TASK BRIEF
Look through the records below and copy each line that includes the word "learning".

DATA SUPPLIED
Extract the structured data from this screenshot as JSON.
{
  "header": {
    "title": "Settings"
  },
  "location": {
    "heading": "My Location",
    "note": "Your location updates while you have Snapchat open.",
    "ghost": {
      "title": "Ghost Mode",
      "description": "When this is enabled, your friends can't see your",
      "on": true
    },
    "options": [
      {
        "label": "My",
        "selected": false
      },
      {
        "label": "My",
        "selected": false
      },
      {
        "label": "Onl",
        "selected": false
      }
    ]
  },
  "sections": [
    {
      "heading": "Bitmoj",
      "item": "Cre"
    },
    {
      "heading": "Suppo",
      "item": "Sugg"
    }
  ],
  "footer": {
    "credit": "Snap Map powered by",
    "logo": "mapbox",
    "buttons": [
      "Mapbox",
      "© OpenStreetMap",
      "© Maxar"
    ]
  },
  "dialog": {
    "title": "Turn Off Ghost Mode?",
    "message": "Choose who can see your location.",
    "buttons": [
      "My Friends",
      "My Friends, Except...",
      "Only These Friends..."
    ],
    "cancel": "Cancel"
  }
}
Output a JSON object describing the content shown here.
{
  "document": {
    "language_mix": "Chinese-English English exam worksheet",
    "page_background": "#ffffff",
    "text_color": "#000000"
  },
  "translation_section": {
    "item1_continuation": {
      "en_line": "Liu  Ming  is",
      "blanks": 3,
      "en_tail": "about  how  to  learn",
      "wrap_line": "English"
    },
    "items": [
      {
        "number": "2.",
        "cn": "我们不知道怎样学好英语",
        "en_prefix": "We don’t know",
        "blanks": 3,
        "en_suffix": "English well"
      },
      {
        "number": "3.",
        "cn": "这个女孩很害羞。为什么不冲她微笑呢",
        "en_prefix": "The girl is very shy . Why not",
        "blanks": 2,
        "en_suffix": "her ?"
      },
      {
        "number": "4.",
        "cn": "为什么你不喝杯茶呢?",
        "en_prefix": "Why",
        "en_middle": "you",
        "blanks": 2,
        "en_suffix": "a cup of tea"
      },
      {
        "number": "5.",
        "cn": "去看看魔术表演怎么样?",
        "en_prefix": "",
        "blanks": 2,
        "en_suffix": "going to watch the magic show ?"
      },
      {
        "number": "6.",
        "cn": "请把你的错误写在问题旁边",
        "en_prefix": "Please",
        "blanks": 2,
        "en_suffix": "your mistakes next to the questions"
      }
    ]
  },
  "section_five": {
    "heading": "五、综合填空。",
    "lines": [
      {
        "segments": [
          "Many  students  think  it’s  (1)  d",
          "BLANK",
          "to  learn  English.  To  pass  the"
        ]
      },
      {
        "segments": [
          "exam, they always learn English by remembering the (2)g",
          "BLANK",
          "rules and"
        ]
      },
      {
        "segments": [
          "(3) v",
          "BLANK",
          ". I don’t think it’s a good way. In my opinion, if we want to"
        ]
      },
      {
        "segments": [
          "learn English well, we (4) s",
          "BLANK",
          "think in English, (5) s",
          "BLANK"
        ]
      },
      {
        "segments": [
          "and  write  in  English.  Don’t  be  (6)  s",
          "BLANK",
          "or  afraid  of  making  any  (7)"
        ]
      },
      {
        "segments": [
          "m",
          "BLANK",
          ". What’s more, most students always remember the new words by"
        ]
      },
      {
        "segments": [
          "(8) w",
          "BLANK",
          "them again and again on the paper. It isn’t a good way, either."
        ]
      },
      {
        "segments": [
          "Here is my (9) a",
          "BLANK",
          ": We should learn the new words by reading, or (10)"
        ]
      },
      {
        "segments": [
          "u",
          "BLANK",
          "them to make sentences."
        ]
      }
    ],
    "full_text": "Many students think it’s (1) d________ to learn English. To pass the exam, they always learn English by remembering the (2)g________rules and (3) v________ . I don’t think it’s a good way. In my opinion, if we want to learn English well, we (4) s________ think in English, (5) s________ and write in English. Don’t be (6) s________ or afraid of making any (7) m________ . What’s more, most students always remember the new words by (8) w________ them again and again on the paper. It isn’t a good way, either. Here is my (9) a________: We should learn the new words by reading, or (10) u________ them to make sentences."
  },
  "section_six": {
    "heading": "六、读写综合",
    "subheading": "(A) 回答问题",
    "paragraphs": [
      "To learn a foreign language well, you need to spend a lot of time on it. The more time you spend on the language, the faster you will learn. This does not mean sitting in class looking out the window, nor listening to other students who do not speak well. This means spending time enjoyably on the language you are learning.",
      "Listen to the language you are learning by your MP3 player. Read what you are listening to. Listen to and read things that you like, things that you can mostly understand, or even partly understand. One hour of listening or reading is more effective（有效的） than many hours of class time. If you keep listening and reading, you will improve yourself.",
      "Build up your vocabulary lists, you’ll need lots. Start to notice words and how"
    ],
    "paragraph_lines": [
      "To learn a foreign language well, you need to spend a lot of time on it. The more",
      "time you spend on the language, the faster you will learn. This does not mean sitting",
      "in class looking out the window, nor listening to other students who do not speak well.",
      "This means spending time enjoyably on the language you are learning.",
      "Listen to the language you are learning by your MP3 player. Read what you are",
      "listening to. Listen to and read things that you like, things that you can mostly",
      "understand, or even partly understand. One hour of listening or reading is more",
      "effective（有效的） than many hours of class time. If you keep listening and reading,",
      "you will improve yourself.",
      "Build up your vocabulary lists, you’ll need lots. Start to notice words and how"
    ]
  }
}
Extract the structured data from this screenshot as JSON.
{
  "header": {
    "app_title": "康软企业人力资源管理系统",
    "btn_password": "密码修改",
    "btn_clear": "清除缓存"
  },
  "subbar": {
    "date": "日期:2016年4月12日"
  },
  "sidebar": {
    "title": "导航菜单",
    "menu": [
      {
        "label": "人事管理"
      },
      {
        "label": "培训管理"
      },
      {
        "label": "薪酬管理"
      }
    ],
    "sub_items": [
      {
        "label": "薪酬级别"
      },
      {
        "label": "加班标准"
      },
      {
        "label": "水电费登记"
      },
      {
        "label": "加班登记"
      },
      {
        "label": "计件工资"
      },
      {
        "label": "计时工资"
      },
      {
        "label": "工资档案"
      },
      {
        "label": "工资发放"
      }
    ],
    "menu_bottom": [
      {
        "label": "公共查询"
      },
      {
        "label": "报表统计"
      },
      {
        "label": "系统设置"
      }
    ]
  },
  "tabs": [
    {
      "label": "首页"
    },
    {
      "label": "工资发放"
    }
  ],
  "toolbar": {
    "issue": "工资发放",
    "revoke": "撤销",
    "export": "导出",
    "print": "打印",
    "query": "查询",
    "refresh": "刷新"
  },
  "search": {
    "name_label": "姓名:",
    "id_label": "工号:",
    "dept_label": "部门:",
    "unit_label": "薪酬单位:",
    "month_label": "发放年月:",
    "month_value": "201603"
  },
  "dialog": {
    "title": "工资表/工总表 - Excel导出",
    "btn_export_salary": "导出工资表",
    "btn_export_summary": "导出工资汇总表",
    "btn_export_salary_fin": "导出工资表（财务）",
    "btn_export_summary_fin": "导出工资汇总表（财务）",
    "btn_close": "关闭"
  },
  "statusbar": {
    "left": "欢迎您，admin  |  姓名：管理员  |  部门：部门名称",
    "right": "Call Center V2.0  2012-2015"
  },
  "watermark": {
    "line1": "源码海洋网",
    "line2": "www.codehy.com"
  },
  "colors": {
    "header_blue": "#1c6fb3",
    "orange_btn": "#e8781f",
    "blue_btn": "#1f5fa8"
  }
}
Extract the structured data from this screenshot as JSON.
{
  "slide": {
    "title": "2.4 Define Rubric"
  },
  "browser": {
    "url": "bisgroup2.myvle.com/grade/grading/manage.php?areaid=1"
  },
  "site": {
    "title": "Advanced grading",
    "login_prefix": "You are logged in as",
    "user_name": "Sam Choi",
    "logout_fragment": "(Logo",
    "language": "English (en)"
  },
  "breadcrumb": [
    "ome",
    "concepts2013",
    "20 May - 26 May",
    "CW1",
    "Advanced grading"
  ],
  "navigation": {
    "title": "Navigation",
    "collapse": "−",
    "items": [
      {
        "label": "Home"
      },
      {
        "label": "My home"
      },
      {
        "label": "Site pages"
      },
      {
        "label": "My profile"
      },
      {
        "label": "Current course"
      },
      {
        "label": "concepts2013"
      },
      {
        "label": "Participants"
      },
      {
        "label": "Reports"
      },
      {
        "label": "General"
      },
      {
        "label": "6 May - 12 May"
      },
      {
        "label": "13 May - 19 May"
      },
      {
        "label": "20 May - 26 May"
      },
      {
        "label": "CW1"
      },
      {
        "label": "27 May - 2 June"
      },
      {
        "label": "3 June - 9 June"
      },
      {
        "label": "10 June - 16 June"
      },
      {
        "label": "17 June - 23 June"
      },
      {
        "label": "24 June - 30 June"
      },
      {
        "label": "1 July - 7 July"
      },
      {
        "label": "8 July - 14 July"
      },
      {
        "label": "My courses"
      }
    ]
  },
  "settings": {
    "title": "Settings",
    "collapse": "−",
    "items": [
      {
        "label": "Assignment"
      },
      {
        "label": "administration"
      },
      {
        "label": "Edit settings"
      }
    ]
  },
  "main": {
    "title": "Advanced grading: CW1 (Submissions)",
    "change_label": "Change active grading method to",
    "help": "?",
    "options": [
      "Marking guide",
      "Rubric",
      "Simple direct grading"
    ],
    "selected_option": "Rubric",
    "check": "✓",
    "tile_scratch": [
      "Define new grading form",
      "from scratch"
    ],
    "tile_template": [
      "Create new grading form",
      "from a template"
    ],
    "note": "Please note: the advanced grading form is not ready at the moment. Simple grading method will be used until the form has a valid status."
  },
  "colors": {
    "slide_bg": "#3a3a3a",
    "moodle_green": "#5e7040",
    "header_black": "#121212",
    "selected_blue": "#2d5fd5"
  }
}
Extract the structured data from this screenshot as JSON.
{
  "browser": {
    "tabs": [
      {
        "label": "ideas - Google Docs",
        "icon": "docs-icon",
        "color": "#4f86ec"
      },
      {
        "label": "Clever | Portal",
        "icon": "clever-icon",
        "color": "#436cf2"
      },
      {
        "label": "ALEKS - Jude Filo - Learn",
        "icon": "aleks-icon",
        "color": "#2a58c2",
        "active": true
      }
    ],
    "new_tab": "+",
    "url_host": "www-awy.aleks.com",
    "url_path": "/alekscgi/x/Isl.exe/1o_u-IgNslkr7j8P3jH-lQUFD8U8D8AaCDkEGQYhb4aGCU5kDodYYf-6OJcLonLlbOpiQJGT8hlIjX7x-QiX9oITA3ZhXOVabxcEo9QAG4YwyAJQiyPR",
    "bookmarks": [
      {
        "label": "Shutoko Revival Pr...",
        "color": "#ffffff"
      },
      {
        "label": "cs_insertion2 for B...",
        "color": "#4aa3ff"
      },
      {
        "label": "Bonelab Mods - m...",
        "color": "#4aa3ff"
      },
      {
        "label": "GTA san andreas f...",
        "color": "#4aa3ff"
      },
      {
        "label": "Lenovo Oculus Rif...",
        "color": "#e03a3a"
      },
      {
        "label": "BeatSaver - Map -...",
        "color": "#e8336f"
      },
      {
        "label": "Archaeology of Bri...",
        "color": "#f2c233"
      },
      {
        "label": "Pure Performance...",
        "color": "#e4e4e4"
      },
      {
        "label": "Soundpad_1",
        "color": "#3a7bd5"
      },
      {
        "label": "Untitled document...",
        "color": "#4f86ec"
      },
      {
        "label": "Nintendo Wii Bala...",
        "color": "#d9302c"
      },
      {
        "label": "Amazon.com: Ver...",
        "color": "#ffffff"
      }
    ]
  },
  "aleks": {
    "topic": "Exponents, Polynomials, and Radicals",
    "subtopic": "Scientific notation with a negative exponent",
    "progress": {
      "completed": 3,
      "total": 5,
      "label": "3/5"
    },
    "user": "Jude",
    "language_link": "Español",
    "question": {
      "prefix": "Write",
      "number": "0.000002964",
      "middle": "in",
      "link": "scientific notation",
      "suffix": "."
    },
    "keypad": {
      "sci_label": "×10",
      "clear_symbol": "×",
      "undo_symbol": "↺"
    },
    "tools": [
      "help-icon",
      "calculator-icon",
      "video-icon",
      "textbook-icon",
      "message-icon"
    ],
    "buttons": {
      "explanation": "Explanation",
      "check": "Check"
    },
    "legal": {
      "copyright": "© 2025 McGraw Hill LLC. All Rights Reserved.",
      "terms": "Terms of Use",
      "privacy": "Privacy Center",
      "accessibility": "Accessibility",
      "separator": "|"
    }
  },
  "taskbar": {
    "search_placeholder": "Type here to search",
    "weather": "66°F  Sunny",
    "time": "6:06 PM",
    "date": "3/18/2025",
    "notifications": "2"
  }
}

SOLUTION TO THIS TASK
      "To learn a foreign language well, you need to spend a lot of time on it. The more time you spend on the language, the faster you will learn. This does not mean sitting in class looking out the window, nor listening to other students who do not speak well. This means spending time enjoyably on the language you are learning.",
      "Listen to the language you are learning by your MP3 player. Read what you are listening to. Listen to and read things that you like, things that you can mostly understand, or even partly understand. One hour of listening or reading is more effective（有效的） than many hours of class time. If you keep listening and reading, you will improve yourself.",
      "This means spending time enjoyably on the language you are learning.",
      "Listen to the language you are learning by your MP3 player. Read what you are",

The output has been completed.